Degree Type


Date of Award


Degree Name

Master of Science


Geological and Atmospheric Sciences



First Advisor

Paul G. Spry


The Stollberg ore field (~12 Mt) occurs in the Bergslagen region of south-central Sweden, a polydeformed ca. 1.9 Ga igneous province dominated by bimodal felsic and mafic rocks. Sulfide mineralization is hosted by metavolcanic rocks, marble, and skarn, and consists of massive to semi-massive polymetallic sulfides and iron oxide in a semi-regional F2 syncline termed the “Stollberg syncline.” The dominant country rocks are rhyolitic pumice breccia and rhyolitic ash-siltstone with minor mafic sills metamorphosed to the amphibolite facies.

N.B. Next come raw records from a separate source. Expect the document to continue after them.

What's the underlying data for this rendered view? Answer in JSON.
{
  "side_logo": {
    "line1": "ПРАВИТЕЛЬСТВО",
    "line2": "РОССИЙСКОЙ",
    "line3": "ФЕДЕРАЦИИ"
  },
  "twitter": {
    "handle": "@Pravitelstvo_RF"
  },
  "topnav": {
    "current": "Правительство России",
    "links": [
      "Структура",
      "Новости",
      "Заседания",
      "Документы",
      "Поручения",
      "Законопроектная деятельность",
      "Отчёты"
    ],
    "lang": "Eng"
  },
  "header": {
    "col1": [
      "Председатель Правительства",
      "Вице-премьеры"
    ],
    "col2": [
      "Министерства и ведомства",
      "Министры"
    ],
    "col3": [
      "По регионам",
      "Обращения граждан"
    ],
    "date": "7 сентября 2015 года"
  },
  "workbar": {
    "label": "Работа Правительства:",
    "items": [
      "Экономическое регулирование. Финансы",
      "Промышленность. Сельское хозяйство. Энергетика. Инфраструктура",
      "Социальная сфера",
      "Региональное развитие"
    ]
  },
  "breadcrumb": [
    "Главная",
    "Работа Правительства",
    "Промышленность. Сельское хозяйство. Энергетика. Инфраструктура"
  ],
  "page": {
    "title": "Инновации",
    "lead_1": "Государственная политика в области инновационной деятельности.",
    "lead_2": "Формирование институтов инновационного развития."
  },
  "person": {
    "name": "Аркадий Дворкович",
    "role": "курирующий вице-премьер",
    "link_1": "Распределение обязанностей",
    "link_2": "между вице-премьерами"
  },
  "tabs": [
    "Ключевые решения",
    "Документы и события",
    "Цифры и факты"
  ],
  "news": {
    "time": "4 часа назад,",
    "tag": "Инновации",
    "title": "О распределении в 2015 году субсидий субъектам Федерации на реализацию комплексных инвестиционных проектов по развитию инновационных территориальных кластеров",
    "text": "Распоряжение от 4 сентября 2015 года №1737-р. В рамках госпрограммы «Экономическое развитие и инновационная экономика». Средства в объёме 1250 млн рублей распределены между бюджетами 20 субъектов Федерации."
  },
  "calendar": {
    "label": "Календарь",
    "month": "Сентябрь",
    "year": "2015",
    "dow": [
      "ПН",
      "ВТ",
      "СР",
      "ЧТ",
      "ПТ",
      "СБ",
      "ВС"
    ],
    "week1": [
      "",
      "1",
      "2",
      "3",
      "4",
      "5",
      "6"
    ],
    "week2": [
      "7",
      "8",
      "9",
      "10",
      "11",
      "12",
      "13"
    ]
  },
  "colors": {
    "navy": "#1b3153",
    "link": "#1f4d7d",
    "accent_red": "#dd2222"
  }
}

On the eastern limb of the Stollberg syncline, sulfide mineralization occurs as stratabound replacement of marble/skarn that grades into iron formation spatially related to metamorphosed, hydrothermally altered rocks dominated by garnet-biotite and gedrite-albite. Although silicified rocks are generally subordinate in the Stollberg ore field, sulfides at Gränsgruvan, on the western limb of the syncline, are located in a silicified zone along with metamorphosed, altered rocks dominated by sericite and quartz-garnet-pyroxene. Although the Tvistbo and Norrgruvan prospects along the northern end of the syncline are small, they show geological characteristics that are transitional to deposits found on the western and eastern limbs of the syncline. Ore at Tvistbo is hosted by skarn and is also spatially associated with quartz-garnet-pyroxene rocks, whereas sulfides at Norrgruvan are hosted by quartz-fluorite altered rocks that are similar to those hosting the Brusgruvan deposit on the eastern limb of the syncline.

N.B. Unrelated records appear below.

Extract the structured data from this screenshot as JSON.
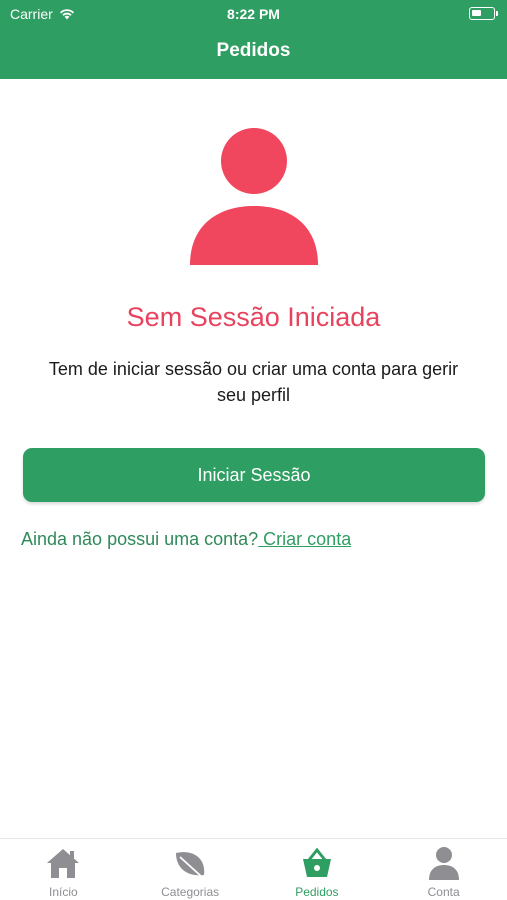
{
  "status_bar": {
    "carrier": "Carrier",
    "time": "8:22 PM"
  },
  "header": {
    "title": "Pedidos"
  },
  "main": {
    "title": "Sem Sessão Iniciada",
    "description": "Tem de iniciar sessão ou criar uma conta para gerir seu perfil",
    "login_button": "Iniciar Sessão",
    "signup_prompt": "Ainda não possui uma conta?",
    "signup_link": " Criar conta"
  },
  "tabs": [
    {
      "label": "Início",
      "icon": "home-icon"
    },
    {
      "label": "Categorias",
      "icon": "leaf-icon"
    },
    {
      "label": "Pedidos",
      "icon": "basket-icon",
      "active": true
    },
    {
      "label": "Conta",
      "icon": "user-icon"
    }
  ],
  "colors": {
    "primary": "#2f9e62",
    "accent": "#e8435e",
    "tab_inactive": "#8e8e93"
  }
}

Whole-rock analyses of variably altered host rocks in the Stollberg ore field suggest that most components were derived from felsic volcaniclastic rocks and that Zr, Ti, Al, Hf, Nb, Sc, Th, Ga, U, and rare-earth elements (REEs) were immobile during alteration. These rocks (including altered rocks in the stratigraphic footwall) are light REE enriched, heavy REE depleted, and show negative Eu anomalies, whereas sulfide-bearing rocks (Fe- and base metal-rich) and altered rocks in the ore zone show the same REE pattern but with positive Eu anomalies.

Indicators of proximity to sulfides in altered rocks in the Stollberg ore field include positive Eu anomalies, an increase in the concentration of Pb, Sb, As, Tl, Ba, Ba/Sr and K2O, as well as an increase in a modified version of the Ishikawa alteration index, which accounts for the presence of primary Ca in an original limestone component. In addition, garnets enriched in either Ca or Mn as well as principal component analyses of magnetite in sulfide mineralization are also considered to be pathfinders to ore.

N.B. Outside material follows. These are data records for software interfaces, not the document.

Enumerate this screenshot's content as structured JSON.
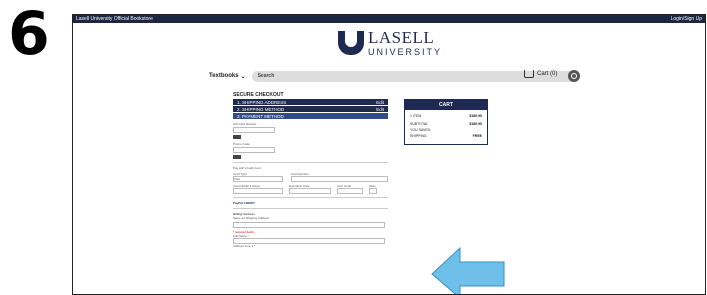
{
  "step_number": "6",
  "topbar": {
    "store_name": "Lasell University Official Bookstore",
    "login": "Login/Sign Up"
  },
  "logo": {
    "name": "LASELL",
    "sub": "UNIVERSITY"
  },
  "nav": {
    "textbooks": "Textbooks",
    "search_label": "Search",
    "cart": "Cart (0)"
  },
  "checkout": {
    "title": "SECURE CHECKOUT",
    "steps": [
      {
        "label": "1. SHIPPING ADDRESS",
        "action": "Edit"
      },
      {
        "label": "2. SHIPPING METHOD",
        "action": "Edit"
      },
      {
        "label": "3. PAYMENT METHOD",
        "action": ""
      }
    ],
    "gift_card_label": "Gift Card Number",
    "promo_label": "Promo Code",
    "apply": "Apply",
    "pay_credit": "Pay with Credit Card",
    "card_type_label": "Card Type",
    "card_type_value": "Visa",
    "card_number_label": "Card Number",
    "cardholder_label": "Card Holder's Name",
    "expiration_label": "Expiration Date",
    "cvv_label": "CVV Code",
    "save_label": "Save",
    "paypal": "PayPal CREDIT",
    "billing_title": "Billing Address",
    "same_as_shipping": "Same as Shipping Address",
    "required_note": "* required fields",
    "full_name_label": "Full Name *",
    "address_label": "Address Line 1 *"
  },
  "cart": {
    "title": "CART",
    "rows": [
      {
        "label": "1 ITEM",
        "value": "$189.95"
      },
      {
        "label": "SUBTOTAL",
        "value": "$189.95"
      },
      {
        "label": "YOU SAVED:",
        "value": ""
      },
      {
        "label": "SHIPPING",
        "value": "FREE"
      }
    ]
  },
  "colors": {
    "navy": "#1e2a52",
    "arrow": "#6ec0ea"
  }
}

Magnetite occurs in sulfides, skarn, amphibolite, and altered metamorphosed rhyolitic ash-siltstone that consists of garnet-biotite, quartz-garnet-pyroxene, gedrite-albite, and sericitic rocks. Magnetite was derived from hydrothermal fluids (~250˚ – 400˚ C) that replaced limestone and rhyolitic ash-siltstone, and subsequently recrystallized during metamorphism. Utilization of discrimination plots (Ca+Al+Mn vs. Ti+V, Ni/(Cr+Mn) vs. Ti+V, Al/(Zn+Ca) vs. Cu/(Si+Ca)) and spider diagrams (median concentration of Mg, Al, Ti, V, Co, Mn, Zn and Ga) suggest that magnetite compositions in sulfides from the Stollberg ore field more closely resemble those from skarns found elsewhere rather than from metamorphosed volcanogenic massive sulfide deposits. Although spider diagrams show that magnetite compositions from various rocks types have similar patterns, suggesting that its formation was associated with a high water to rock ratio, principal component analyses indicate that the composition of magnetite from the same rock type in different sulfide deposits can be distinguished. This suggests that bulk rock composition also has a strong influence on magnetite chemistry.

Copyright Owner

Katherine Suzanne Frank



File Format


File Size

165 pages